‘Half price’ means half the price that would be a rip off. ‘Sale’ now means ‘the shop is open’.

Not all shops do this, but the most prominent advertisers do, like Briscoes, Harvey Norman and that vacuum cleaner place that I have honestly forgotten their name for the moment.

It’s dishonest advertising, and i hope the Commerce Commission takes a harder line on it.

Broadband prices rising

The Commerce Commision has decided to raise the price of wholesale copper charges. This will mean landline and broadband prices will go up. Spark have announced increases from February.

NZ Herald: Spark hikes prices after ComCom copper ruling

Spark will lift prices for some broadband and landline plans from February as a result of the Commerce Commission’s decision to increase wholesale copper line charges.

Home landline customers in Auckland, Wellington and Christchurch will pay $3.50 per month more, while ADSL/VDSL broadband customers are facing a $5 monthly increase.

On Tuesday, the commission announced that the wholesale price for access to Chorus’ copper network would be raised to $41.69 per month.

The regulator came to the final figure, $3 higher than expected, after it conducted a more rigorous process to find the price than the initial pricing principle review, which relied on international benchmarks.
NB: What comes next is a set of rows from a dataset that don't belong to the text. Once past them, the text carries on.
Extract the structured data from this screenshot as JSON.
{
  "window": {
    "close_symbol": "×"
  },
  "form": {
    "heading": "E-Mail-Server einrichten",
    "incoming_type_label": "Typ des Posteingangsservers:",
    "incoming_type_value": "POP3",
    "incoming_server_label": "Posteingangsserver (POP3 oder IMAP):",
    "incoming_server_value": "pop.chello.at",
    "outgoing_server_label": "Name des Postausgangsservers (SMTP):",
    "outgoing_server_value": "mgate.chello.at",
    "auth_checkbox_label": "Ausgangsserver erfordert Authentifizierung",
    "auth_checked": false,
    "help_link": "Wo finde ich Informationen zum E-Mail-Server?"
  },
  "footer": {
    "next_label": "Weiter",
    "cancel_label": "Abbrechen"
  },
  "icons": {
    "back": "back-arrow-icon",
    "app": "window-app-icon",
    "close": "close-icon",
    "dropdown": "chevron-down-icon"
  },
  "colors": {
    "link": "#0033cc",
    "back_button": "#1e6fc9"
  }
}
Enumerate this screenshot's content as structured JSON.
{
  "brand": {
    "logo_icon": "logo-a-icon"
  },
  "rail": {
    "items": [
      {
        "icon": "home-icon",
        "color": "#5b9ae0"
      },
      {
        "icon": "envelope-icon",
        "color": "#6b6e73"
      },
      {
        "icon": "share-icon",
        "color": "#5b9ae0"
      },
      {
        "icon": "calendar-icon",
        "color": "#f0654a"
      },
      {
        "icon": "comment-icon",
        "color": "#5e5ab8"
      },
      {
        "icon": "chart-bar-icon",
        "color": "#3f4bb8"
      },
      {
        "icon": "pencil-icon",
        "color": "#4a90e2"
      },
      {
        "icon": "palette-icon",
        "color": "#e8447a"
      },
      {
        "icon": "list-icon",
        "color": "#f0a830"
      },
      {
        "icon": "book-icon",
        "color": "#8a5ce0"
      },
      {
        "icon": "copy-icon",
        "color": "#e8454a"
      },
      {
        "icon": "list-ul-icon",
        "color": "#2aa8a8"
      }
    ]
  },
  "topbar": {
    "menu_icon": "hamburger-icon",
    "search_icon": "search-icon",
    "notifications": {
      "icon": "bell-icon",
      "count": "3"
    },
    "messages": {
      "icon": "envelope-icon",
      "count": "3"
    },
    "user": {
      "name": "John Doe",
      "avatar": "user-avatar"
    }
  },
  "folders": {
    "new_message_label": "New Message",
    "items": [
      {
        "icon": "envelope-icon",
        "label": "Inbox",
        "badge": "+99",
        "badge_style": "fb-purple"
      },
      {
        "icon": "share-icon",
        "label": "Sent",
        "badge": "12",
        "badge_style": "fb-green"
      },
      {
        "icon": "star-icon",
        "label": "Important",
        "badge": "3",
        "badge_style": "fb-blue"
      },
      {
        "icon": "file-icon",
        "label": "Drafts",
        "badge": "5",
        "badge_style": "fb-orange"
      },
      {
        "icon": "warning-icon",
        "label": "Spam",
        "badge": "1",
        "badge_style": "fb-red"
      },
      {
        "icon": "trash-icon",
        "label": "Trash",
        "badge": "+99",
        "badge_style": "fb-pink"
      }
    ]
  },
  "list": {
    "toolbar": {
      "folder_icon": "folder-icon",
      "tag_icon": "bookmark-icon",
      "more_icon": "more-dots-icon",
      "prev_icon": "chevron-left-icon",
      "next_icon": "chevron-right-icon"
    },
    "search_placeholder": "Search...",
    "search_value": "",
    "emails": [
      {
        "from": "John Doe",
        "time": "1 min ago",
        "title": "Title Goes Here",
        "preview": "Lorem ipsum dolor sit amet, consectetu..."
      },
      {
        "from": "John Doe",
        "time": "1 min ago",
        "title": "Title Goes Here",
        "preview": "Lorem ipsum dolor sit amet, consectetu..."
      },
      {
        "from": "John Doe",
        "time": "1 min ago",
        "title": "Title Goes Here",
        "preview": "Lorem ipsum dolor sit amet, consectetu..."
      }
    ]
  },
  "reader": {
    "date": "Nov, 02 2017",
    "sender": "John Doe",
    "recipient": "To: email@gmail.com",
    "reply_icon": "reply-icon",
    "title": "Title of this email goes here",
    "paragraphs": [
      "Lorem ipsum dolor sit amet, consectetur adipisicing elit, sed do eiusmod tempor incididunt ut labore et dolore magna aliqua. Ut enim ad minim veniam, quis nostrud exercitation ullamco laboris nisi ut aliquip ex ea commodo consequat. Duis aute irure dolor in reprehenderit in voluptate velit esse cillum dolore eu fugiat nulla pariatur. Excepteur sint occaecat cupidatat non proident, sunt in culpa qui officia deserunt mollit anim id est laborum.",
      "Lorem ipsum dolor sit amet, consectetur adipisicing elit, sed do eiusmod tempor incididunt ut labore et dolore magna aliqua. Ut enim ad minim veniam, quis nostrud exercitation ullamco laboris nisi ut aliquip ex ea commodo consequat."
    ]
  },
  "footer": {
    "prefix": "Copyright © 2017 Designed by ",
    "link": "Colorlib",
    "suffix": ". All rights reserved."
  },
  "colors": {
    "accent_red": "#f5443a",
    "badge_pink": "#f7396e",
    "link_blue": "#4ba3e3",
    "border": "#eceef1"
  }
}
Spark said the new Chorus charges, which took effect yesterday, were almost $8 per month higher for broadband services and $7 higher for landline voice services.

Bummer. Might be time to ditch the landline.